Word for word, return every record that follows.
------------------------------------------------------------------------
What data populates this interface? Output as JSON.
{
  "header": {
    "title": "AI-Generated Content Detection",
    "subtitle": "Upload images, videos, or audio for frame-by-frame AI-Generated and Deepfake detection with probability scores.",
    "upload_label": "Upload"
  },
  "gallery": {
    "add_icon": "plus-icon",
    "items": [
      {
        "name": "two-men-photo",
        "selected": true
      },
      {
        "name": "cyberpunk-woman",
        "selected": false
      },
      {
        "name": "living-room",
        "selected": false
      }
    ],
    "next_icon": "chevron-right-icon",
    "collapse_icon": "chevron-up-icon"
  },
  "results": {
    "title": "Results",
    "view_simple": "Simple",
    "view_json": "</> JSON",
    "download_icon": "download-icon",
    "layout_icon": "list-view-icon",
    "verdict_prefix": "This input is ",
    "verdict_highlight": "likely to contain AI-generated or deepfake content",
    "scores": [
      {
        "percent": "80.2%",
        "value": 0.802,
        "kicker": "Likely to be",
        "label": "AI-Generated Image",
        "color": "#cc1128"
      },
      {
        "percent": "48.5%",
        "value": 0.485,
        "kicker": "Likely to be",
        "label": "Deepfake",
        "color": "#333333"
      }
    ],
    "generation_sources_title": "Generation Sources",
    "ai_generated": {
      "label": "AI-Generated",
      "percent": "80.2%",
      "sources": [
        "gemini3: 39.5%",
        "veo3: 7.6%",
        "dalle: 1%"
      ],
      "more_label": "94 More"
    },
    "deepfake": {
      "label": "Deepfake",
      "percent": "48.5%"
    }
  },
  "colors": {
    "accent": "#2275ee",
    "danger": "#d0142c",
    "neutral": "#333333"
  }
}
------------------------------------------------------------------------
* _RESPONSE TO THIS EXERCISE_:
What data populates this interface? Output as JSON.
{
  "header": {
    "title": "AI-Generated Content Detection",
    "subtitle": "Upload images, videos, or audio for frame-by-frame AI-Generated and Deepfake detection with probability scores.",
    "upload_label": "Upload"
  },
  "gallery": {
    "add_icon": "plus-icon",
    "items": [
      {
        "name": "two-men-photo",
        "selected": true
      },
      {
        "name": "cyberpunk-woman",
        "selected": false
      },
      {
        "name": "living-room",
        "selected": false
      }
    ],
    "next_icon": "chevron-right-icon",
    "collapse_icon": "chevron-up-icon"
  },
  "results": {
    "title": "Results",
    "view_simple": "Simple",
    "view_json": "</> JSON",
    "download_icon": "download-icon",
    "layout_icon": "list-view-icon",
    "verdict_prefix": "This input is ",
    "verdict_highlight": "likely to contain AI-generated or deepfake content",
    "scores": [
      {
        "percent": "80.2%",
        "value": 0.802,
        "kicker": "Likely to be",
        "label": "AI-Generated Image",
        "color": "#cc1128"
      },
      {
        "percent": "48.5%",
        "value": 0.485,
        "kicker": "Likely to be",
        "label": "Deepfake",
        "color": "#333333"
      }
    ],
    "generation_sources_title": "Generation Sources",
    "ai_generated": {
      "label": "AI-Generated",
      "percent": "80.2%",
      "sources": [
        "gemini3: 39.5%",
        "veo3: 7.6%",
        "dalle: 1%"
      ],
      "more_label": "94 More"
    },
    "deepfake": {
      "label": "Deepfake",
      "percent": "48.5%"
    }
  },
  "colors": {
    "accent": "#2275ee",
    "danger": "#d0142c",
    "neutral": "#333333"
  }
}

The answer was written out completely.